New Energy Investment – This Time a Turning Point?

In Nature Energy’s February editorial (see details in the links section on this page) a concise and insightful summary of 2015’s investment in clean energy technology is graphically outlined, using data from Bloomberg New Energy Finance reports.

It shows the rapid rise in monetary terms ($329billion invested in the last year), and also links to reports showing how employment in the clean energy sector is also outstripping traditional oil and gas numbers in the US.

Power capacity installation is also now higher in dollar terms with renewables, than from fossil fuels sources combined, with China and the US leading the way (unhindered it seems even with the low oil prices prevailing last year). The analysis suggests that wind and solar cost curves have reached a point where they are starting to find sustainable levels of corporate investment, irrespective of oil and gas prices.

Many commentators are prone to use this type of data to announce turning points in the renewable landscape – but, they may be starting to be on to something.

For now, a detailed summary quote from the Nature piece itself:

“Bloomberg New Energy Finance recently released their clean energy investment figures for 2015 ( The numbers make for fascinating reading. Not only did last year see a new record for installed wind and photovoltaic capacity (64 GW and 57 GW, respectively), but it also set a new bar for global investment at US$329 billion. Breaking the numbers down, however, reveals some unexpected trends and developments.

The bulk of the global investment (some US$199 billion) came in the form of financing for utility-scale energy projects. Solar and wind farms, biomass plants, and small hydroelectric schemes are clearly on the rise, buoyed by falling costs and expanding policy support for renewable schemes.

On a national scale, China once again comes out on top with an investment of US$110.5 billion, spurred by its continuing desire to meet growing energy demand while cutting pollution and cleaning its cities’ air. Their total represents nearly double that of second place USA. Disappointingly, given its historic stance on climate change and early adoption of renewables, Europe continues to show a net decline from its 2011 peak, despite the continued championing of renewable energy from many of its constituent nations.
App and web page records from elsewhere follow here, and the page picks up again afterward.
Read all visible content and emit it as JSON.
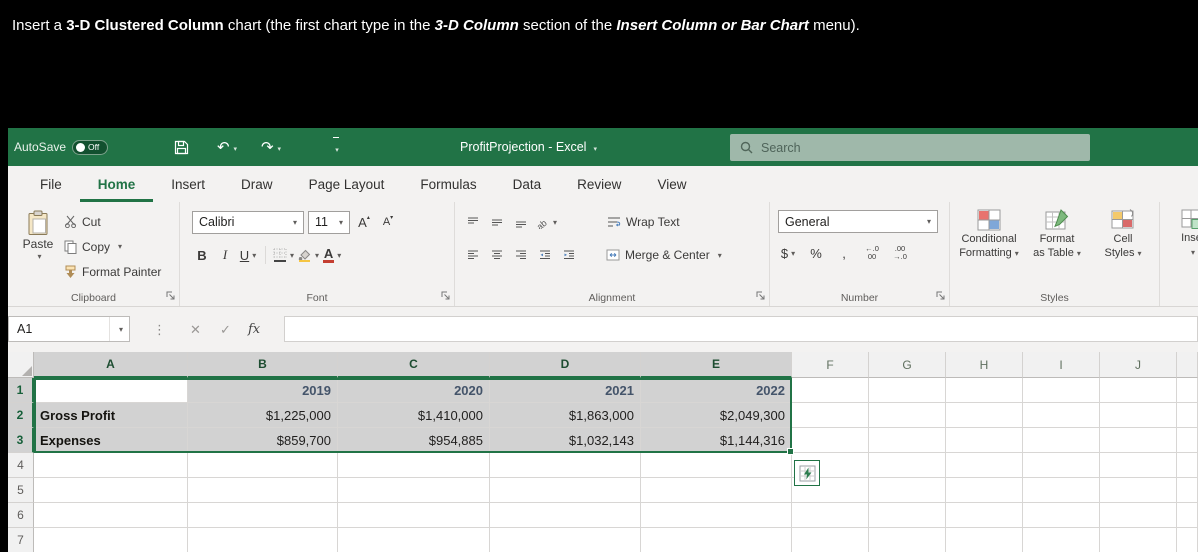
{
  "instruction": {
    "segments": [
      "Insert a ",
      "3-D Clustered Column",
      " chart (the first chart type in the ",
      "3-D Column",
      " section of the ",
      "Insert Column or Bar Chart",
      " menu)."
    ]
  },
  "titlebar": {
    "autosave_label": "AutoSave",
    "autosave_state": "Off",
    "document_title": "ProfitProjection - Excel",
    "search_placeholder": "Search"
  },
  "ribbon_tabs": [
    "File",
    "Home",
    "Insert",
    "Draw",
    "Page Layout",
    "Formulas",
    "Data",
    "Review",
    "View"
  ],
  "active_tab": "Home",
  "ribbon": {
    "clipboard": {
      "group_label": "Clipboard",
      "paste_label": "Paste",
      "cut_label": "Cut",
      "copy_label": "Copy",
      "format_painter_label": "Format Painter"
    },
    "font": {
      "group_label": "Font",
      "font_name": "Calibri",
      "font_size": "11",
      "bold_label": "B",
      "italic_label": "I",
      "underline_label": "U"
    },
    "alignment": {
      "group_label": "Alignment",
      "wrap_text_label": "Wrap Text",
      "merge_center_label": "Merge & Center"
    },
    "number": {
      "group_label": "Number",
      "format_value": "General",
      "currency_label": "$",
      "percent_label": "%",
      "comma_label": ","
    },
    "styles": {
      "group_label": "Styles",
      "conditional_line1": "Conditional",
      "conditional_line2": "Formatting",
      "table_line1": "Format",
      "table_line2": "as Table",
      "cellstyles_line1": "Cell",
      "cellstyles_line2": "Styles"
    },
    "insert_partial_label": "Inse"
  },
  "formula_bar": {
    "name_box_value": "A1",
    "cancel_glyph": "✕",
    "enter_glyph": "✓",
    "fx_glyph": "fx",
    "formula_value": ""
  },
  "icons": {
    "undo": "↶",
    "redo": "↷",
    "grip": "⋮"
  },
  "sheet": {
    "column_letters": [
      "A",
      "B",
      "C",
      "D",
      "E",
      "F",
      "G",
      "H",
      "I",
      "J"
    ],
    "row_numbers": [
      "1",
      "2",
      "3",
      "4",
      "5",
      "6",
      "7"
    ],
    "selection": "A1:E3",
    "active_cell": "A1",
    "rows": [
      {
        "cells": [
          "",
          "2019",
          "2020",
          "2021",
          "2022"
        ]
      },
      {
        "cells": [
          "Gross Profit",
          "$1,225,000",
          "$1,410,000",
          "$1,863,000",
          "$2,049,300"
        ]
      },
      {
        "cells": [
          "Expenses",
          "$859,700",
          "$954,885",
          "$1,032,143",
          "$1,144,316"
        ]
      }
    ]
  },
  "colors": {
    "excel_green": "#217346",
    "selection_fill": "#d2d2d2",
    "heading_text": "#44546a"
  }
}
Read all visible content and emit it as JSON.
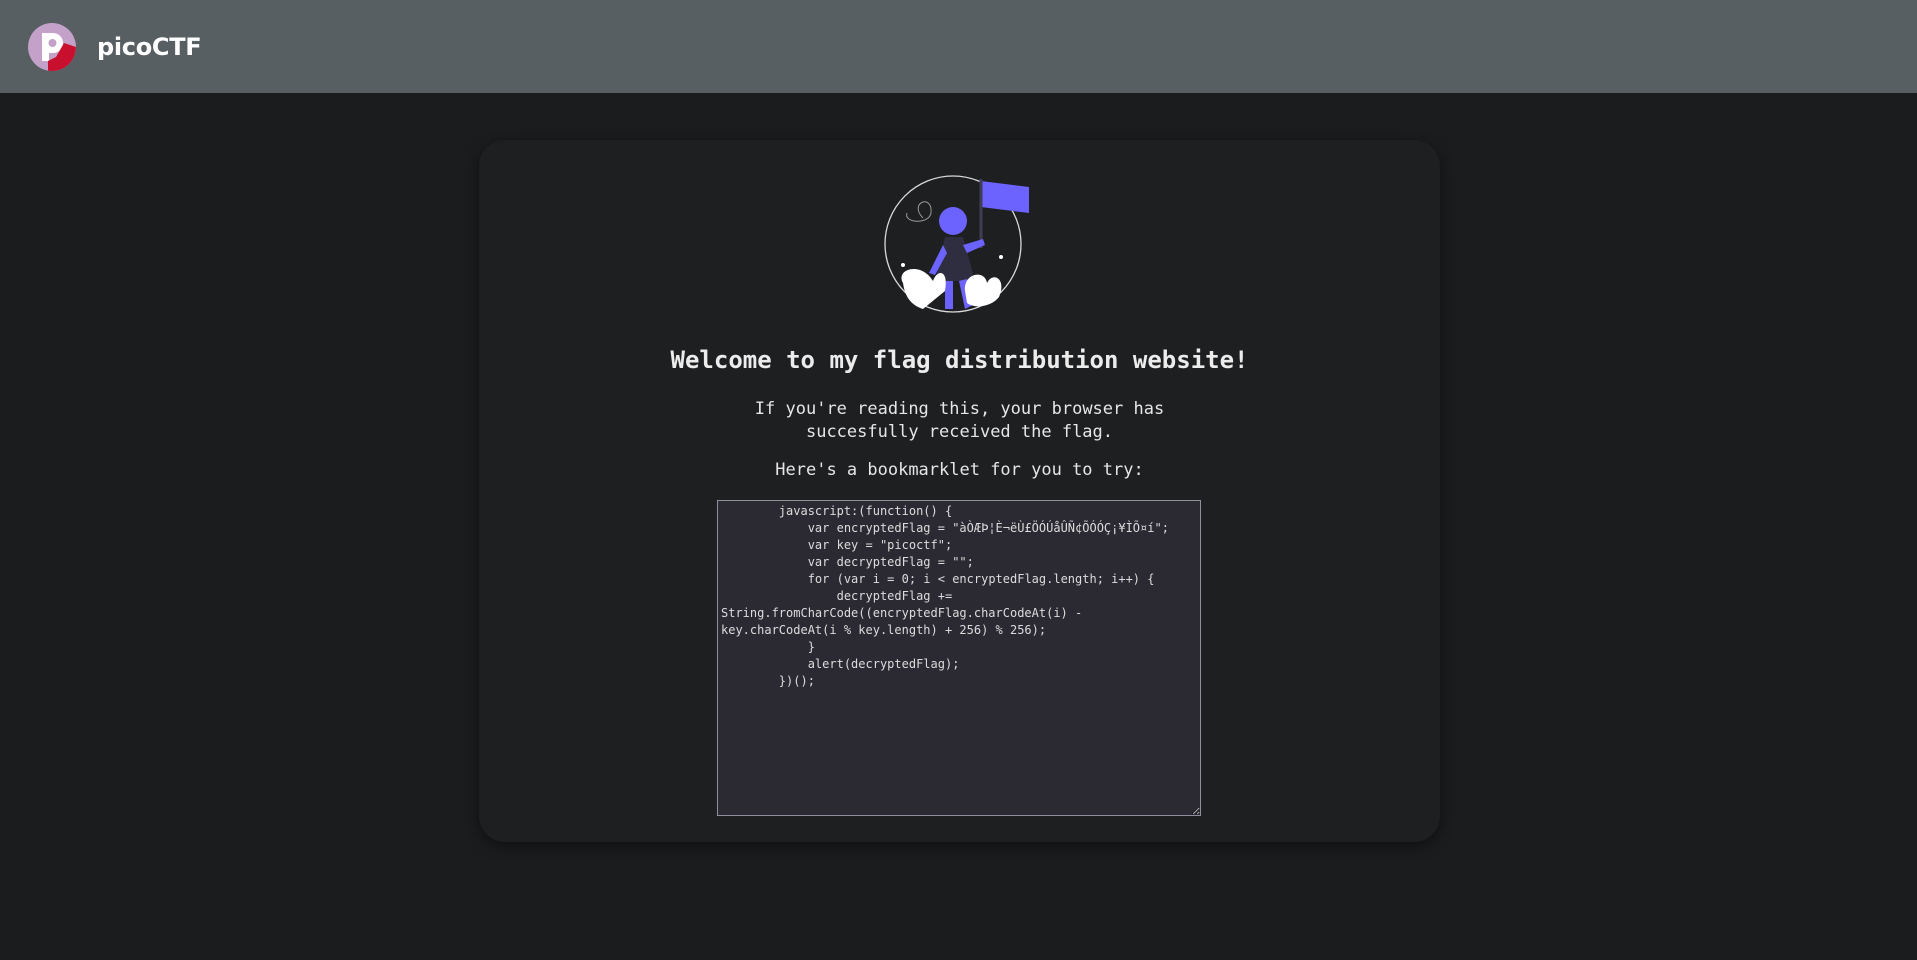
{
  "header": {
    "brand_name": "picoCTF",
    "logo_icon": "picoctf-logo-icon",
    "background_color": "#575f63"
  },
  "main": {
    "hero_icon": "person-holding-flag-illustration",
    "accent_color": "#6c63ff",
    "title": "Welcome to my flag distribution website!",
    "description": "If you're reading this, your browser has succesfully received the flag.",
    "prompt": "Here's a bookmarklet for you to try:",
    "bookmarklet_code": "        javascript:(function() {\n            var encryptedFlag = \"àÒÆÞ¦È¬ëÙ£ÖÓÚåÛÑ¢ÕÓÓÇ¡¥ÌÕ¤í\";\n            var key = \"picoctf\";\n            var decryptedFlag = \"\";\n            for (var i = 0; i < encryptedFlag.length; i++) {\n                decryptedFlag += String.fromCharCode((encryptedFlag.charCodeAt(i) - key.charCodeAt(i % key.length) + 256) % 256);\n            }\n            alert(decryptedFlag);\n        })();"
  }
}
Germany and France saw significant drops in investment, although the UK witnessed a growth of some 24%, which is somewhat surprising given the policy turnarounds and subsequent uncertainty witnessed throughout 2015.

But perhaps most striking was the finding that non-OECD (Organisation for Economic Co-operation and Development) countries represented 50% of the market, while new markets like Mexico, Chile, South Africa and Morocco saw enormous gains in investment, over double or even triple their past amounts in some cases. These developments surely cement the expansion of clean energy as a truly global trend.

These new records and the growing national variations are staggering, especially in light of the low oil prices over the past eighteen months. Considering that the installed capacity for renewables recently surpassed that of fossils (, it’s hard not to feel that a turning point has been reached